  • don’t lecture
  • don’t set curfews
  • don’t yell
  • don’t roll your eyes
  • don’t expect too much from them
  • don’t react to their outbursts
  • don’t stick around for a battle
  • don’t tell them what they need, want or should do
  • don’t expect respect unless you give it … and even then … as above, don’t expect too much
  • don’t EVER look disappointed in them … EVER!!!

Here are some do’s:

  • do listen
  • do stay calm
  • do offer options (sort of like advice but a bit milder, like a multiple choice)
  • do negotiate rules
  • do praise often
  • do forgive their mistakes
  • do show your pride in them (find something to be proud of no matter how they’re acting)

I’ve worked with so many families going through horrible stuff and the biggest battle is always convincing the parents to let go of what their teenagers have done wrong. They absolutely have to give their teenagers a fresh start. That doesn’t mean their teens aren’t expected to be accountable and have repercussions for their mistakes. But you have to treat them as if they’re good, kind, wonderful people so they have something positive to live up to. If you treat them as if their rotten troubled teens then that’s what they’ll be. I guarantee you that.

You are so much more important in your teen’s life than you can imagine. That’s great news as it means you have more influence than you realize.
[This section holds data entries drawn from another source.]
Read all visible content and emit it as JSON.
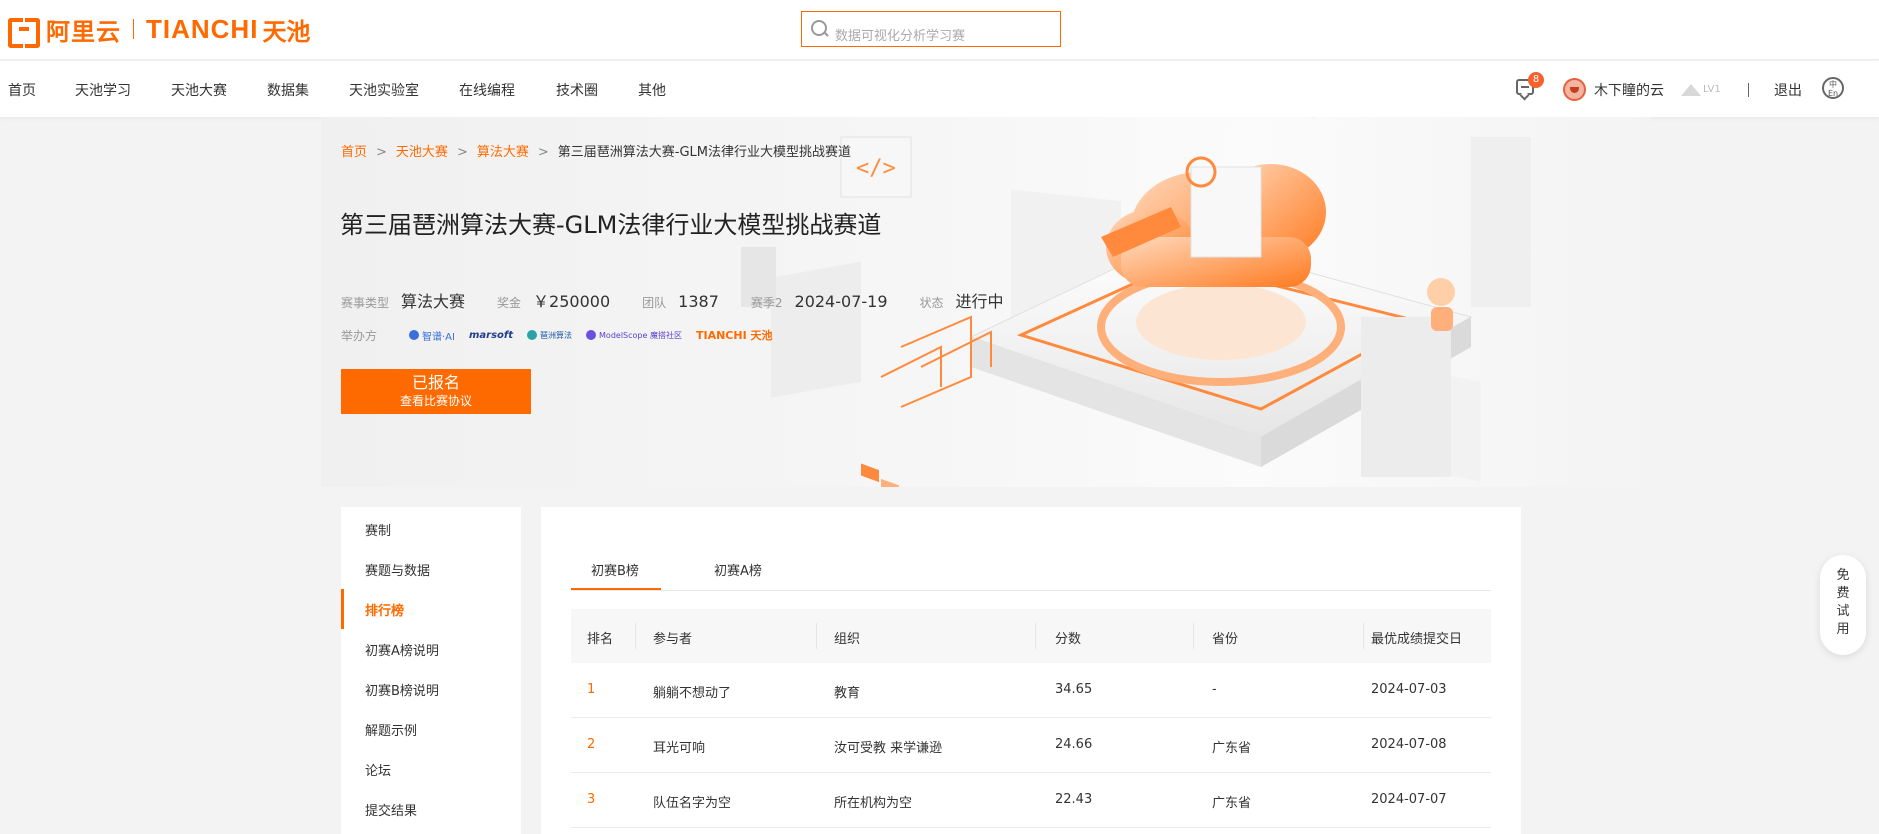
{
  "header": {
    "logo_cn": "阿里云",
    "logo_tianchi": "TIANCHI",
    "logo_tianchi_cn": "天池",
    "search_placeholder": "数据可视化分析学习赛"
  },
  "nav": {
    "items": [
      "首页",
      "天池学习",
      "天池大赛",
      "数据集",
      "天池实验室",
      "在线编程",
      "技术圈",
      "其他"
    ],
    "message_count": "8",
    "username": "木下瞳的云",
    "level": "LV1",
    "logout": "退出",
    "lang": "中 En"
  },
  "breadcrumb": {
    "items": [
      "首页",
      "天池大赛",
      "算法大赛"
    ],
    "separator": ">",
    "current": "第三届琶洲算法大赛-GLM法律行业大模型挑战赛道"
  },
  "competition": {
    "title": "第三届琶洲算法大赛-GLM法律行业大模型挑战赛道",
    "type_label": "赛事类型",
    "type_value": "算法大赛",
    "prize_label": "奖金",
    "prize_value": "￥250000",
    "teams_label": "团队",
    "teams_value": "1387",
    "season_label": "赛季2",
    "season_value": "2024-07-19",
    "status_label": "状态",
    "status_value": "进行中",
    "organizer_label": "举办方",
    "organizers": [
      "智谱·AI",
      "marsoft",
      "琶洲算法",
      "ModelScope 魔搭社区",
      "TIANCHI 天池"
    ],
    "cta_main": "已报名",
    "cta_sub": "查看比赛协议"
  },
  "sidebar": {
    "items": [
      "赛制",
      "赛题与数据",
      "排行榜",
      "初赛A榜说明",
      "初赛B榜说明",
      "解题示例",
      "论坛",
      "提交结果"
    ],
    "active_index": 2
  },
  "leaderboard": {
    "tabs": [
      "初赛B榜",
      "初赛A榜"
    ],
    "columns": [
      "排名",
      "参与者",
      "组织",
      "分数",
      "省份",
      "最优成绩提交日"
    ],
    "rows": [
      {
        "rank": "1",
        "participant": "躺躺不想动了",
        "org": "教育",
        "score": "34.65",
        "province": "-",
        "date": "2024-07-03"
      },
      {
        "rank": "2",
        "participant": "耳光可响",
        "org": "汝可受教 来学谦逊",
        "score": "24.66",
        "province": "广东省",
        "date": "2024-07-08"
      },
      {
        "rank": "3",
        "participant": "队伍名字为空",
        "org": "所在机构为空",
        "score": "22.43",
        "province": "广东省",
        "date": "2024-07-07"
      }
    ]
  },
  "float_trial": [
    "免",
    "费",
    "试",
    "用"
  ],
  "colors": {
    "accent": "#ff6a00",
    "badge": "#f5622d"
  }
}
Teens who have parents they respect and who respect them don’t go astray.

Be your teen’s safe place to land. If you are calm, strong, loving and always a great listener, I guarantee you will have more influence over your teen’s choices than you ever thought possible.

Forget about give & take, being right, and fairness. Toss out all those expectations and your life with your teenager will be so much easier.
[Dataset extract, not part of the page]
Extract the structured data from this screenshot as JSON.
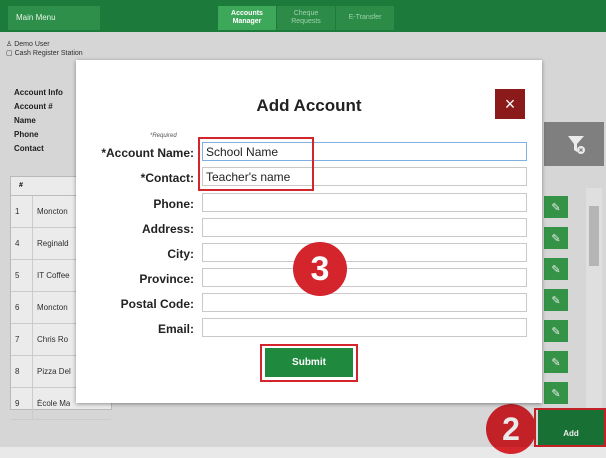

Don’t worry, one day they’ll have self-absorbed teenagers of their own and you can just sit back and watch the show with a smile on your face :).

– Lisa Bunnage

Click here for Part 2

Spanking vs. Yelling

Which is worse, Spanking or Yelling at your kids?

Obviously neither is good but I’d have to say yelling is worse, and here’s why.  When you spank a child it’s usually a one-off and there’s guilt involved.  When you yell at a child it can go on for ages and there’s often no guilt involved.  There’s that justification that “it’s only words”.

We all know by now, thanks to all the bullying suicides caused by “just words”, that words hurt more than anything.  While you’re yelling it’s usually not kind words like, “I LOVE YOU!!!”  “I THINK YOU’RE GREAT!!!” … you get the idea.

So try to keep both to a minimum and aim to eliminate them altogether.  Both are a sign of loss of control.  If you are in control as a parent, there is no need to yell.

Behaviour driven by anger is never a good thing.

To get help learning how to be a good leader for your children, check out my FREE “3 Step Parenting Plan” when you sign up for my Newsletter.

Happy Parenting,

Lisa Bunnage